Glencore announced it is cutting 1,540 jobs and reducing its zinc production by 500,000 tonnes in plans that sent share prices soaring. As commodity prices continue to slide, the miner and trader decided to downsize zinc production, which will see hundreds of jobs cut.

Its share price jumped more than 6% shortly after the opening bell, climbing up to 128p, after the share price initially plummeted almost 80% to 68.62p. The company has been struggling with falling prices of copper, zinc and other commodities.

The axe will largely fall in Peru, where 1,000 jobs will be cut. Australian operations will also see a large number of employees losing their jobs.

Although Glencore claimed that the impact on employees will largely be temporarily, the miner pressed that it is not taking the effects lightly. "In the coming days we will engage with all employees and put in place support services to assist people who may be affected as a result of these changes," it said in a statement.

The company added: "The main reason for the reduction is to preserve the value of Glencore's reserves in the ground at a time of low zinc and lead prices, which do not correctly value the scarce nature of our resources."

Zinc: a sinking ship?

Of the 500,000 tonnes it is cutting out of its zinc production, almost half would have come from the Mount Isa operations in Australia. The initiative to downsize the production of the metal comes as zinc prices have fallen more than 30% in recent months.

Overall commodity prices are trading significant amounts lower, due to falling demand in China and overproduction. Recent comments that the economic crisis in China might have a prolonged effect on the global economy has weighed down zinc even more.

Investec analysts commented that Glencore, the biggest miner and commodities trader, is rightly showing leadership by cutting zinc output, which would help hike the price of the metal. Zinc is the company's third most important commodity, and its contribution to full year revenue was expected to be almost $9bn (£5.9bn).

"[It] is more meaningful to the market than the coal supply cuts it previously made," Investec said. "It also highlights the troubles faced by the miner since it needs to cut its debt levels and reducing output implies that some of this output may not be cost effective at current prices."

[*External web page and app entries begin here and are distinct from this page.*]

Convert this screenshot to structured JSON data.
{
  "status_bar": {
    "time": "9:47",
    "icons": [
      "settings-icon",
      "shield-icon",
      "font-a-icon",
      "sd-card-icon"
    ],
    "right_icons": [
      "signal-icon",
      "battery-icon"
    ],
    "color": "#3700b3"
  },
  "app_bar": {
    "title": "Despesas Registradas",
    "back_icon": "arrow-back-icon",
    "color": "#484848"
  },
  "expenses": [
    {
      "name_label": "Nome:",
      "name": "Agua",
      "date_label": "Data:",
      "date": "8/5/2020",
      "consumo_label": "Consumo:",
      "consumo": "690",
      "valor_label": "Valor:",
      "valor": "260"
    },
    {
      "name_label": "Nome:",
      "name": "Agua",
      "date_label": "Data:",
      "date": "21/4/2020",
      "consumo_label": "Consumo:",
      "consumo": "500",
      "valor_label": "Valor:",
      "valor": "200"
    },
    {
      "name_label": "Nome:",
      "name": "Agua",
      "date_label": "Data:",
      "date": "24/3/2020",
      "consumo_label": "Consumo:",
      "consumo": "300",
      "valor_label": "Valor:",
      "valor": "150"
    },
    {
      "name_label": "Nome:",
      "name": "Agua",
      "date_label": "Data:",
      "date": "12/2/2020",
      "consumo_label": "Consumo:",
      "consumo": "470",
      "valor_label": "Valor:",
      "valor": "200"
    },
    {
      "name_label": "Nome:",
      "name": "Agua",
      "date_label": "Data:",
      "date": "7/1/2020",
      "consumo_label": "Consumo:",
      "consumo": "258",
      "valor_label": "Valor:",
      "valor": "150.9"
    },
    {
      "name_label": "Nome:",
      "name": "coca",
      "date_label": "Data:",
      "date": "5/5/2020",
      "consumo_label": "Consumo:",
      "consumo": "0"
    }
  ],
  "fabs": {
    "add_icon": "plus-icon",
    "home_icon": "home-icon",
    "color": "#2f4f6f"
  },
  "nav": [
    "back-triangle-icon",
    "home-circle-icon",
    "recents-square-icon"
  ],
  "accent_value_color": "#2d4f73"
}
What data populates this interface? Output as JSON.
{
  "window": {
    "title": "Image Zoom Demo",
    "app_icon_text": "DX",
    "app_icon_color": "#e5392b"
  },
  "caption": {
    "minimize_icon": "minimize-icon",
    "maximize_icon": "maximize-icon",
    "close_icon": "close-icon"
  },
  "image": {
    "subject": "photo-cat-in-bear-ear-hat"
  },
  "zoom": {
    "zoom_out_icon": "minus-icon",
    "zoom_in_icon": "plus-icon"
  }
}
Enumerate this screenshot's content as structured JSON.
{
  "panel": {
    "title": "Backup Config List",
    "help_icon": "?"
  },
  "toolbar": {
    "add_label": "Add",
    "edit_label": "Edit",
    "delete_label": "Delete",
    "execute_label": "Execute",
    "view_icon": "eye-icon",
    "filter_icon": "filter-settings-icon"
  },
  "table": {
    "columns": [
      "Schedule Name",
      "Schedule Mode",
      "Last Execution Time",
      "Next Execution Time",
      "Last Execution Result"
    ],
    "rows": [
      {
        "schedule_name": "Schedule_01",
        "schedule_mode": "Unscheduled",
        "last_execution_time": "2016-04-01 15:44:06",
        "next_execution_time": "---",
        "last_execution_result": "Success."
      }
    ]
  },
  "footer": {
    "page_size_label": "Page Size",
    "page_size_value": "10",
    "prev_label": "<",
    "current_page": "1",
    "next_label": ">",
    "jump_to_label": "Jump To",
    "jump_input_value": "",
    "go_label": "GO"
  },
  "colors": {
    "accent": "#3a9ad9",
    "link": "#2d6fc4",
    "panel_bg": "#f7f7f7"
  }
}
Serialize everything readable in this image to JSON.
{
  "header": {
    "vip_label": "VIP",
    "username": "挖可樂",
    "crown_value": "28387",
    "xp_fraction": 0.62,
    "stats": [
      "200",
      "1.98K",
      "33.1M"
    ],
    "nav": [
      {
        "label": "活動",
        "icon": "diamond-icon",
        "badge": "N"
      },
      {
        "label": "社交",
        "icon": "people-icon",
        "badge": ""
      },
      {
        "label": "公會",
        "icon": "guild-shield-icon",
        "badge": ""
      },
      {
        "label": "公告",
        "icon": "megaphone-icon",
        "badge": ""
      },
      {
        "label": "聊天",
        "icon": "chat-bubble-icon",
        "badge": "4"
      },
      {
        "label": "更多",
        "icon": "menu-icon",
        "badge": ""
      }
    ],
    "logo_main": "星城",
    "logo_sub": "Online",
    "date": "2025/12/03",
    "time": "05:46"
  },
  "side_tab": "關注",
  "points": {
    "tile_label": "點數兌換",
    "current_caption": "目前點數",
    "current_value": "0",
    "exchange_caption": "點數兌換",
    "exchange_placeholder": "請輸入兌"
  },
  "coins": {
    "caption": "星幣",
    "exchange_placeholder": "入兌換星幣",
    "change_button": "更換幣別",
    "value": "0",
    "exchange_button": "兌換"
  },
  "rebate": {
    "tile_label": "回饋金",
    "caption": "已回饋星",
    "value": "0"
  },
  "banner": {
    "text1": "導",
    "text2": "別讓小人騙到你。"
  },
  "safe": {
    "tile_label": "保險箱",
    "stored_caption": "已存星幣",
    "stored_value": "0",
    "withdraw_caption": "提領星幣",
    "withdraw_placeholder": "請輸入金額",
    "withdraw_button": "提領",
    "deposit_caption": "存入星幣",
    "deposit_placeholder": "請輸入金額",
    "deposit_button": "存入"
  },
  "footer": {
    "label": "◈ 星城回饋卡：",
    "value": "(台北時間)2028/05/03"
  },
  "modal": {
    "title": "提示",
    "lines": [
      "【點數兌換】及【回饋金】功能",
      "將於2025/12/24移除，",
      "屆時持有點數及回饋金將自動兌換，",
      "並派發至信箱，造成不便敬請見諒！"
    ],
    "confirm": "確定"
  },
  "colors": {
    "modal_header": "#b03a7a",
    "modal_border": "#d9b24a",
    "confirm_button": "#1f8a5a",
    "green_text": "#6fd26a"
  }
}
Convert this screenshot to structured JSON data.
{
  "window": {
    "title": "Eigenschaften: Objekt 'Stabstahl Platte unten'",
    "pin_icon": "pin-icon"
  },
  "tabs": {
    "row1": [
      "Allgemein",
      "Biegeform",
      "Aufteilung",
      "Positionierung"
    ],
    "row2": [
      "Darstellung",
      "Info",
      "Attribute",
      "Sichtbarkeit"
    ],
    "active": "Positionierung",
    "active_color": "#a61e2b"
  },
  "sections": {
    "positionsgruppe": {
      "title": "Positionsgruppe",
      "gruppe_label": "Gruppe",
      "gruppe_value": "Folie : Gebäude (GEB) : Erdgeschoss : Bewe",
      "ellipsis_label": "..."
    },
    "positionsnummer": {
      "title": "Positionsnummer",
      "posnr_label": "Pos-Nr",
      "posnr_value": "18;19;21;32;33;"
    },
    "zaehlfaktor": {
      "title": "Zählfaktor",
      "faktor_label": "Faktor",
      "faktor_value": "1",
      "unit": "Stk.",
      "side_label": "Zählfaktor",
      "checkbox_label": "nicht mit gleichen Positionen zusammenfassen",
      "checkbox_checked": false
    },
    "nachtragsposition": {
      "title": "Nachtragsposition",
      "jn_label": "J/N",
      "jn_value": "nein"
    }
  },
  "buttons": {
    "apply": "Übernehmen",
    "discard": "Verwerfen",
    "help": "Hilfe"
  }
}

"It is however, a worrying reflection of the state of China – which currently consumes around 42% of the world's zinc."